The House Ways and Means Committee began work yesterday on the bipartisan Social Security rescue plan amid signs that the plan is starting to pick up support from major business groups and organizations of the aged.
Commission Chairman Alan Greenspan told the committee that knocking out any of the major elements of the plan could unravel the package and destroy the delicate political agreement that led to its endorsement by both President Reagan and House Speaker Thomas P. (Tip) O'Neill Jr. (D-Mass.). These major elements would provide $168 billion over the next seven years to keep Social Security solvent, and would eliminate about two-thirds of its long-term 75-year deficit.
Speaking for the 12 members of the special presidential commission that approved the package two weeks ago, Greenspan said that "all of the individual components" of the agreement were distasteful and "negative" in some degree to each of the 12, but "we support them" as a package because they help solve the Social Security financing problem.
During the testimony, it became clear that one major issue facing the committee and Congress, how to cover the one-third of the long-term deficit that the bipartisan package does not cover, promises to be the biggest conflict between Democrats and Republicans.
Greenspan and several other members of the commission called for a gradual rise in the retirement age to 66 after the turn of the century, and then periodic rises based on increases in life expectancy.
That would wipe out the rest of the long-term deficit, but the five commission members appointed by Democratic congressional leaders, represented yesterday by former Social Security commissioner Robert Ball, and several Democrats on the Ways and Means Committee, such as James M. Shannon (D-Mass.), said they strongly prefer an increase in the Social Security payroll tax in the year 2010 if necessary.
Several organizations of the aging said yesterday that they dislike the proposal to raise the retirement age.
Ways and Means Chairman Dan Rostenkowski (D-Ill.) declined to say which option he prefers.
"I don't intend to move my head or blink my eyes," he told reporters, but he added that he is "very optimistic" about the major proposals offered by the commission majority.
The package was strongly supported by four other commission members in addition to Greenspan--Robert Beck, chairman of the Prudential Insurance Co.; National Association of Manufacturers President Alexander Trowbridge; businesswoman Mary Falvey Fuller, and Ball.
Beck told the committee that the Business Roundtable, which includes about 200 business organizations, "supports the compromise plan in its entirety," adding: "The alternatives are just horrible." He said the American Council of Life Insurance, spokesman for the life insurance industry, also endorses it.
Trowbridge told a reporter "I'm reasonably confident the NAM will endorse it on Friday," when its board meets.
Meanwhile, the proposal won backing yesterday for the first time from a major national organization of the aged, the National Council of Senior Citizens.
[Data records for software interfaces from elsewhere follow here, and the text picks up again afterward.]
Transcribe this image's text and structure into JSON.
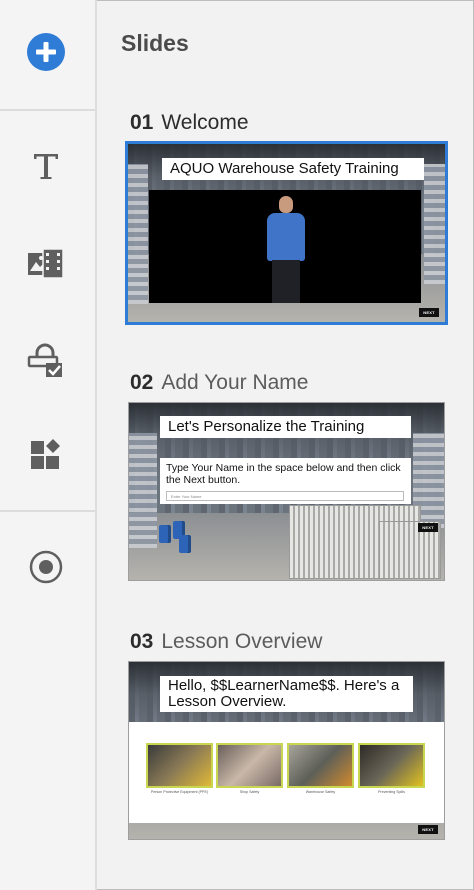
{
  "panel": {
    "title": "Slides"
  },
  "rail": {
    "tools": [
      {
        "icon": "add-icon"
      },
      {
        "icon": "text-icon"
      },
      {
        "icon": "media-icon"
      },
      {
        "icon": "interaction-icon"
      },
      {
        "icon": "widgets-icon"
      },
      {
        "icon": "record-icon"
      }
    ],
    "accent_color": "#2f7cd6"
  },
  "slides": [
    {
      "number": "01",
      "name": "Welcome",
      "selected": true,
      "thumbnail": {
        "banner": "AQUO Warehouse Safety Training",
        "next_button": "NEXT"
      }
    },
    {
      "number": "02",
      "name": "Add Your Name",
      "selected": false,
      "thumbnail": {
        "banner": "Let's Personalize the Training",
        "instruction": "Type Your Name in the space below and then click the Next button.",
        "input_placeholder": "Enter Your Name",
        "next_button": "NEXT"
      }
    },
    {
      "number": "03",
      "name": "Lesson Overview",
      "selected": false,
      "thumbnail": {
        "banner_line1": "Hello, $$LearnerName$$. Here's a",
        "banner_line2": "Lesson Overview.",
        "lessons": [
          "Person Protective Equipment (PPE)",
          "Shop Safety",
          "Warehouse Safety",
          "Preventing Spills"
        ],
        "next_button": "NEXT"
      }
    }
  ]
}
In a news release distributed at the hearing, the council called the plan "generally acceptable," although the release said it does not like the proposed six-month delay in this year's cost-of-living adjustment and hopes "there is some way to ease the hardship."
Two of the three commission members who opposed the bipartisan plan, former representative Joe D. Waggonner Jr. (D-La.) and Rep. Bill Archer (R-Tex.), said the economic assumptions used by the commission were "overly optimistic."
"I'm telling you now you can't fix it with what the commission has recommended," Waggonner said.